> _WHAT THE EXERCISE ASKS_: An exact copy of the data is required; the images should not appear in it.

Dataset rows describing interfaces:
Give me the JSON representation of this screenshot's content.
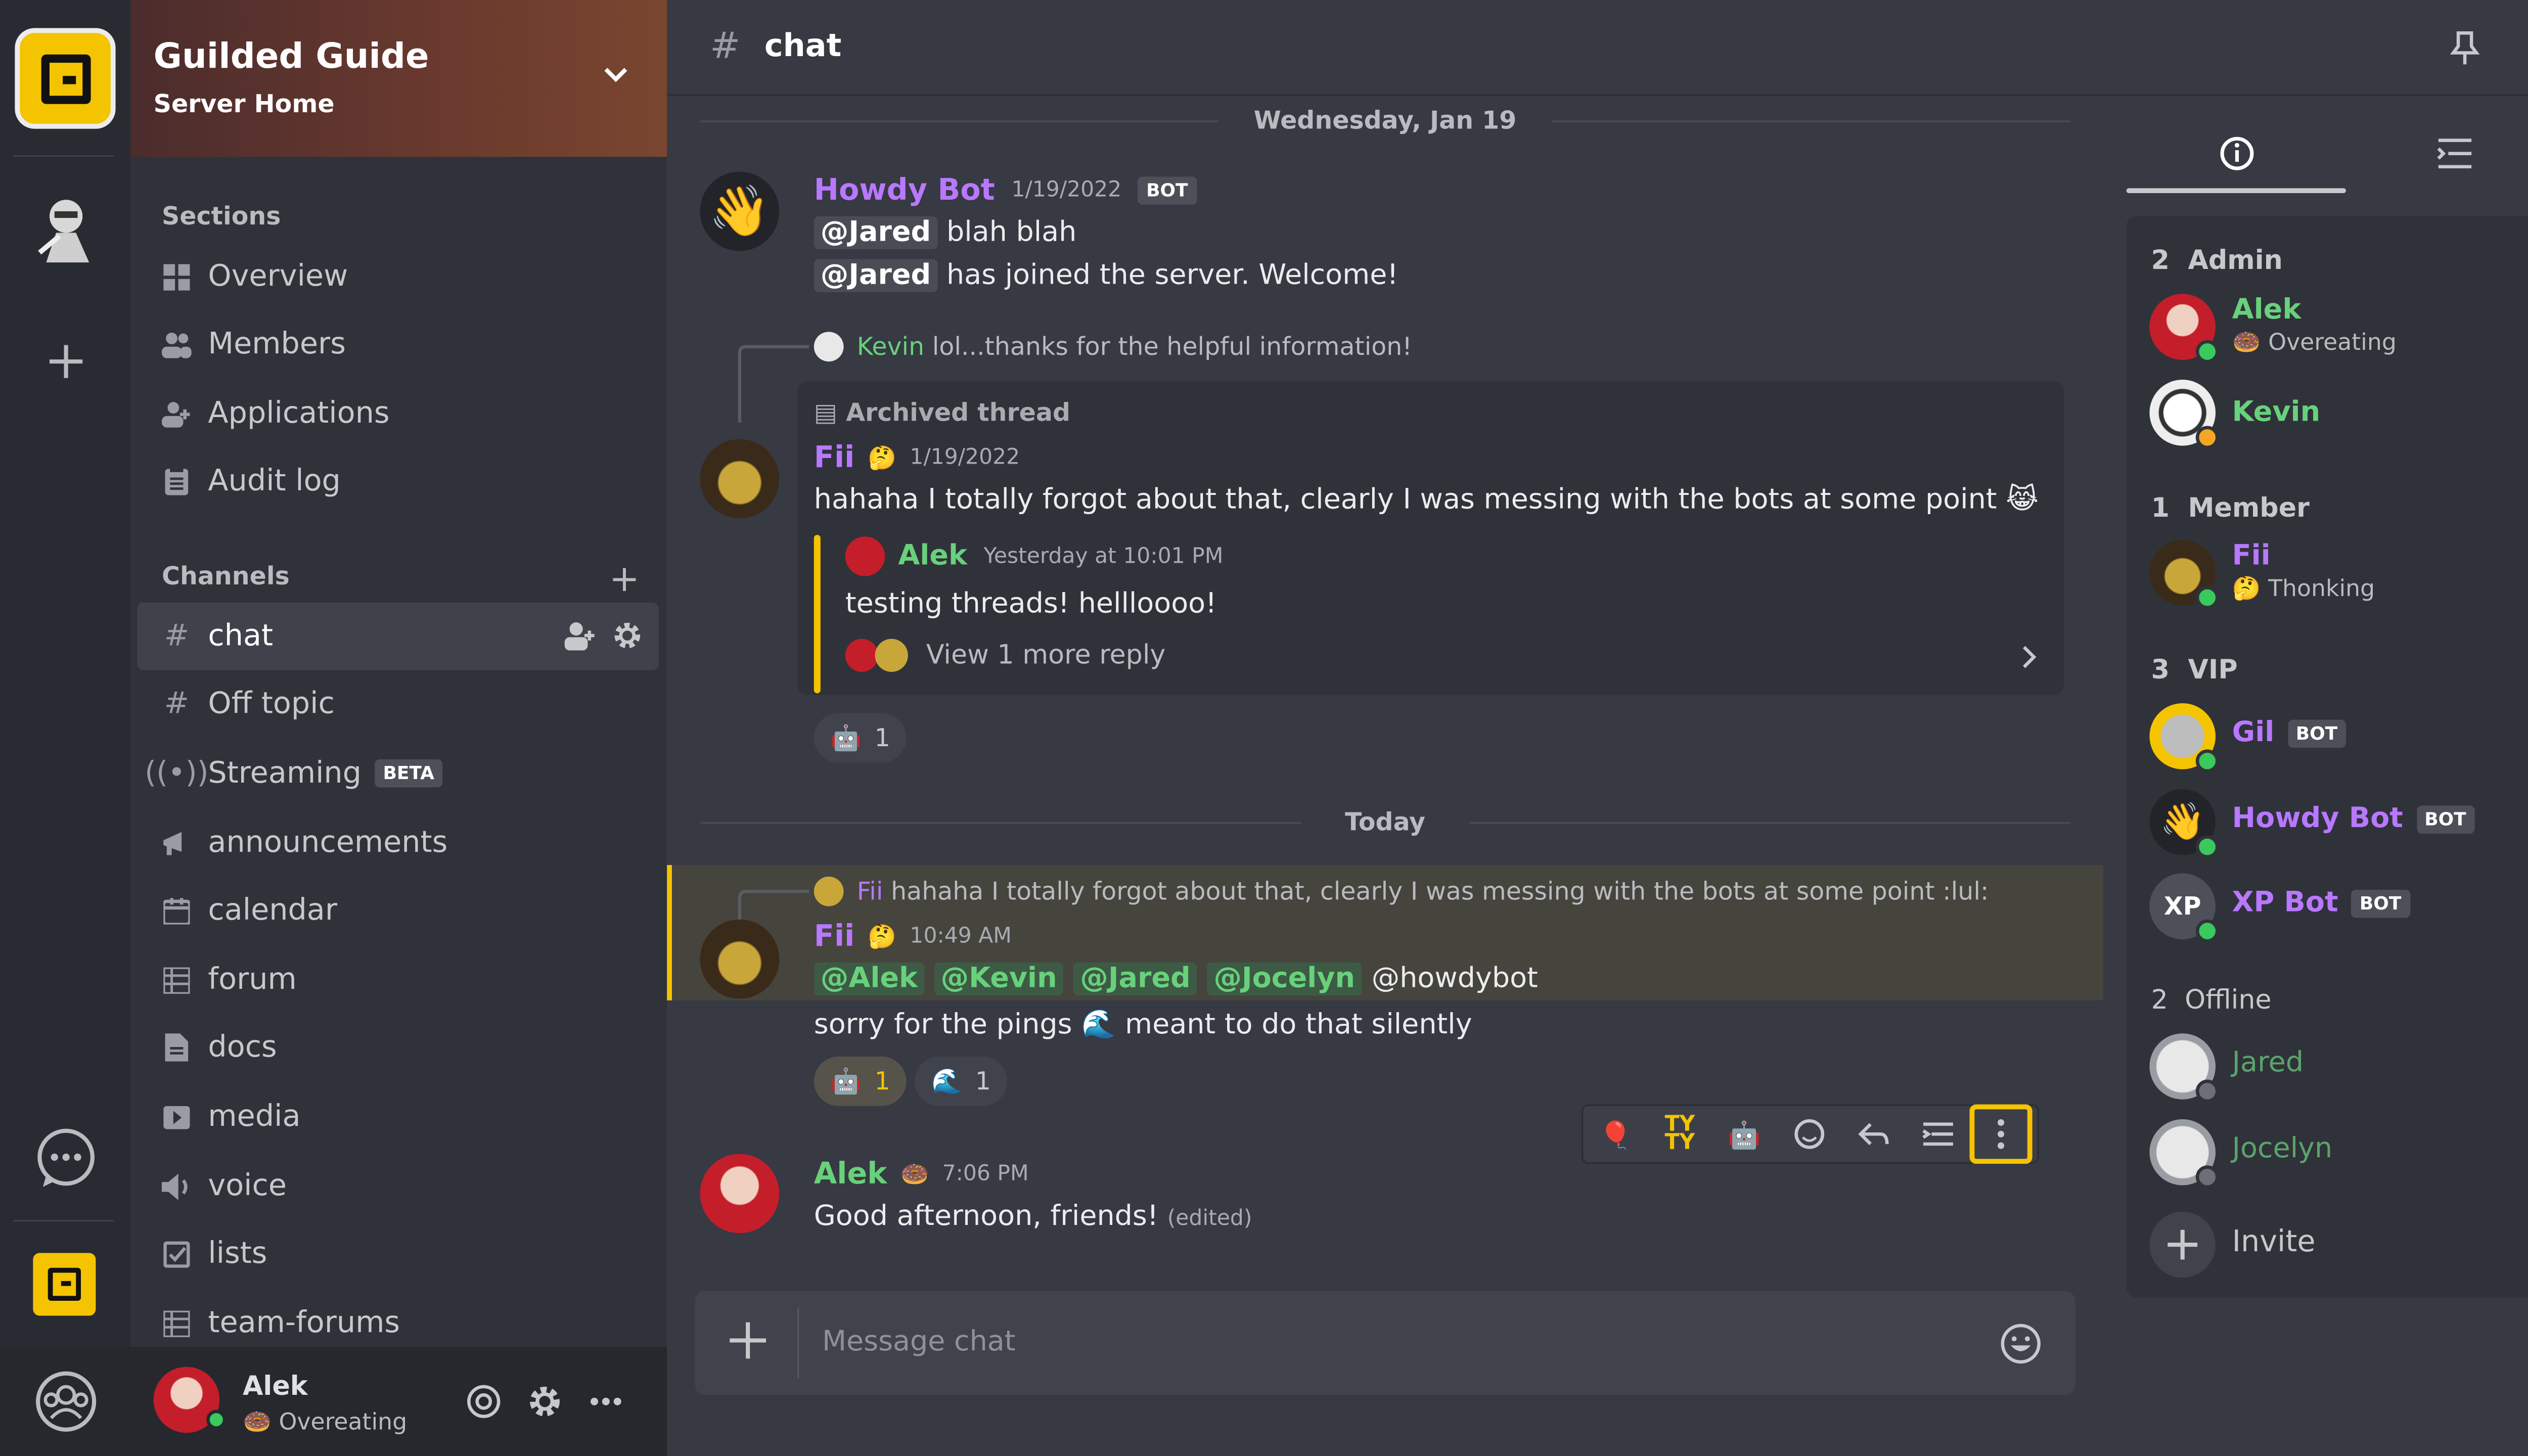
{
  "server": {
    "name": "Guilded Guide",
    "subtitle": "Server Home"
  },
  "sections": {
    "title": "Sections",
    "items": [
      {
        "label": "Overview",
        "icon": "grid-icon"
      },
      {
        "label": "Members",
        "icon": "members-icon"
      },
      {
        "label": "Applications",
        "icon": "applications-icon"
      },
      {
        "label": "Audit log",
        "icon": "audit-log-icon"
      }
    ]
  },
  "channels": {
    "title": "Channels",
    "items": [
      {
        "label": "chat",
        "icon": "hash-icon",
        "active": true
      },
      {
        "label": "Off topic",
        "icon": "hash-icon"
      },
      {
        "label": "Streaming",
        "icon": "broadcast-icon",
        "badge": "BETA"
      },
      {
        "label": "announcements",
        "icon": "megaphone-icon"
      },
      {
        "label": "calendar",
        "icon": "calendar-icon"
      },
      {
        "label": "forum",
        "icon": "forum-icon"
      },
      {
        "label": "docs",
        "icon": "doc-icon"
      },
      {
        "label": "media",
        "icon": "media-icon"
      },
      {
        "label": "voice",
        "icon": "speaker-icon"
      },
      {
        "label": "lists",
        "icon": "checkbox-icon"
      },
      {
        "label": "team-forums",
        "icon": "forum-icon"
      }
    ]
  },
  "user": {
    "name": "Alek",
    "status": "🍩 Overeating"
  },
  "topbar": {
    "channel": "chat"
  },
  "dividers": {
    "first": "Wednesday, Jan 19",
    "second": "Today"
  },
  "messages": {
    "howdy": {
      "author": "Howdy Bot",
      "time": "1/19/2022",
      "badge": "BOT",
      "line1_mention": "@Jared",
      "line1_text": "blah blah",
      "line2_mention": "@Jared",
      "line2_text": "has joined the server. Welcome!"
    },
    "fii1": {
      "reply_author": "Kevin",
      "reply_text": "lol...thanks for the helpful information!",
      "thread_label": "Archived thread",
      "author": "Fii",
      "emoji": "🤔",
      "time": "1/19/2022",
      "text": "hahaha I totally forgot about that, clearly I was messing with the bots at some point",
      "nested_author": "Alek",
      "nested_time": "Yesterday at 10:01 PM",
      "nested_text": "testing threads! hellloooo!",
      "more_replies": "View 1 more reply",
      "reaction_count": "1"
    },
    "fii2": {
      "reply_author": "Fii",
      "reply_text": "hahaha I totally forgot about that, clearly I was messing with the bots at some point :lul:",
      "author": "Fii",
      "emoji": "🤔",
      "time": "10:49 AM",
      "mentions": [
        "@Alek",
        "@Kevin",
        "@Jared",
        "@Jocelyn"
      ],
      "plain_mention": "@howdybot",
      "text1": "sorry for the pings",
      "text2": "meant to do that silently",
      "reaction1_count": "1",
      "reaction2_count": "1"
    },
    "alek": {
      "author": "Alek",
      "emoji": "🍩",
      "time": "7:06 PM",
      "text": "Good afternoon, friends!",
      "edited": "(edited)"
    }
  },
  "composer": {
    "placeholder": "Message chat"
  },
  "members": {
    "groups": [
      {
        "count": "2",
        "label": "Admin"
      },
      {
        "count": "1",
        "label": "Member"
      },
      {
        "count": "3",
        "label": "VIP"
      },
      {
        "count": "2",
        "label": "Offline"
      }
    ],
    "list": [
      {
        "name": "Alek",
        "status": "🍩 Overeating",
        "color": "#68d17b"
      },
      {
        "name": "Kevin",
        "status": "",
        "color": "#68d17b"
      },
      {
        "name": "Fii",
        "status": "🤔 Thonking",
        "color": "#b878ff"
      },
      {
        "name": "Gil",
        "badge": "BOT",
        "color": "#b878ff"
      },
      {
        "name": "Howdy Bot",
        "badge": "BOT",
        "color": "#b878ff"
      },
      {
        "name": "XP Bot",
        "badge": "BOT",
        "color": "#b878ff"
      },
      {
        "name": "Jared",
        "color": "#5aa46a"
      },
      {
        "name": "Jocelyn",
        "color": "#5aa46a"
      }
    ],
    "invite": "Invite"
  },
  "colors": {
    "accent": "#f5c400",
    "admin": "#68d17b",
    "vip": "#b878ff"
  }
}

> _WRITTEN ANSWER_:
Give me the JSON representation of this screenshot's content.
{
  "server": {
    "name": "Guilded Guide",
    "subtitle": "Server Home"
  },
  "sections": {
    "title": "Sections",
    "items": [
      {
        "label": "Overview",
        "icon": "grid-icon"
      },
      {
        "label": "Members",
        "icon": "members-icon"
      },
      {
        "label": "Applications",
        "icon": "applications-icon"
      },
      {
        "label": "Audit log",
        "icon": "audit-log-icon"
      }
    ]
  },
  "channels": {
    "title": "Channels",
    "items": [
      {
        "label": "chat",
        "icon": "hash-icon",
        "active": true
      },
      {
        "label": "Off topic",
        "icon": "hash-icon"
      },
      {
        "label": "Streaming",
        "icon": "broadcast-icon",
        "badge": "BETA"
      },
      {
        "label": "announcements",
        "icon": "megaphone-icon"
      },
      {
        "label": "calendar",
        "icon": "calendar-icon"
      },
      {
        "label": "forum",
        "icon": "forum-icon"
      },
      {
        "label": "docs",
        "icon": "doc-icon"
      },
      {
        "label": "media",
        "icon": "media-icon"
      },
      {
        "label": "voice",
        "icon": "speaker-icon"
      },
      {
        "label": "lists",
        "icon": "checkbox-icon"
      },
      {
        "label": "team-forums",
        "icon": "forum-icon"
      }
    ]
  },
  "user": {
    "name": "Alek",
    "status": "🍩 Overeating"
  },
  "topbar": {
    "channel": "chat"
  },
  "dividers": {
    "first": "Wednesday, Jan 19",
    "second": "Today"
  },
  "messages": {
    "howdy": {
      "author": "Howdy Bot",
      "time": "1/19/2022",
      "badge": "BOT",
      "line1_mention": "@Jared",
      "line1_text": "blah blah",
      "line2_mention": "@Jared",
      "line2_text": "has joined the server. Welcome!"
    },
    "fii1": {
      "reply_author": "Kevin",
      "reply_text": "lol...thanks for the helpful information!",
      "thread_label": "Archived thread",
      "author": "Fii",
      "emoji": "🤔",
      "time": "1/19/2022",
      "text": "hahaha I totally forgot about that, clearly I was messing with the bots at some point",
      "nested_author": "Alek",
      "nested_time": "Yesterday at 10:01 PM",
      "nested_text": "testing threads! hellloooo!",
      "more_replies": "View 1 more reply",
      "reaction_count": "1"
    },
    "fii2": {
      "reply_author": "Fii",
      "reply_text": "hahaha I totally forgot about that, clearly I was messing with the bots at some point :lul:",
      "author": "Fii",
      "emoji": "🤔",
      "time": "10:49 AM",
      "mentions": [
        "@Alek",
        "@Kevin",
        "@Jared",
        "@Jocelyn"
      ],
      "plain_mention": "@howdybot",
      "text1": "sorry for the pings",
      "text2": "meant to do that silently",
      "reaction1_count": "1",
      "reaction2_count": "1"
    },
    "alek": {
      "author": "Alek",
      "emoji": "🍩",
      "time": "7:06 PM",
      "text": "Good afternoon, friends!",
      "edited": "(edited)"
    }
  },
  "composer": {
    "placeholder": "Message chat"
  },
  "members": {
    "groups": [
      {
        "count": "2",
        "label": "Admin"
      },
      {
        "count": "1",
        "label": "Member"
      },
      {
        "count": "3",
        "label": "VIP"
      },
      {
        "count": "2",
        "label": "Offline"
      }
    ],
    "list": [
      {
        "name": "Alek",
        "status": "🍩 Overeating",
        "color": "#68d17b"
      },
      {
        "name": "Kevin",
        "status": "",
        "color": "#68d17b"
      },
      {
        "name": "Fii",
        "status": "🤔 Thonking",
        "color": "#b878ff"
      },
      {
        "name": "Gil",
        "badge": "BOT",
        "color": "#b878ff"
      },
      {
        "name": "Howdy Bot",
        "badge": "BOT",
        "color": "#b878ff"
      },
      {
        "name": "XP Bot",
        "badge": "BOT",
        "color": "#b878ff"
      },
      {
        "name": "Jared",
        "color": "#5aa46a"
      },
      {
        "name": "Jocelyn",
        "color": "#5aa46a"
      }
    ],
    "invite": "Invite"
  },
  "colors": {
    "accent": "#f5c400",
    "admin": "#68d17b",
    "vip": "#b878ff"
  }
}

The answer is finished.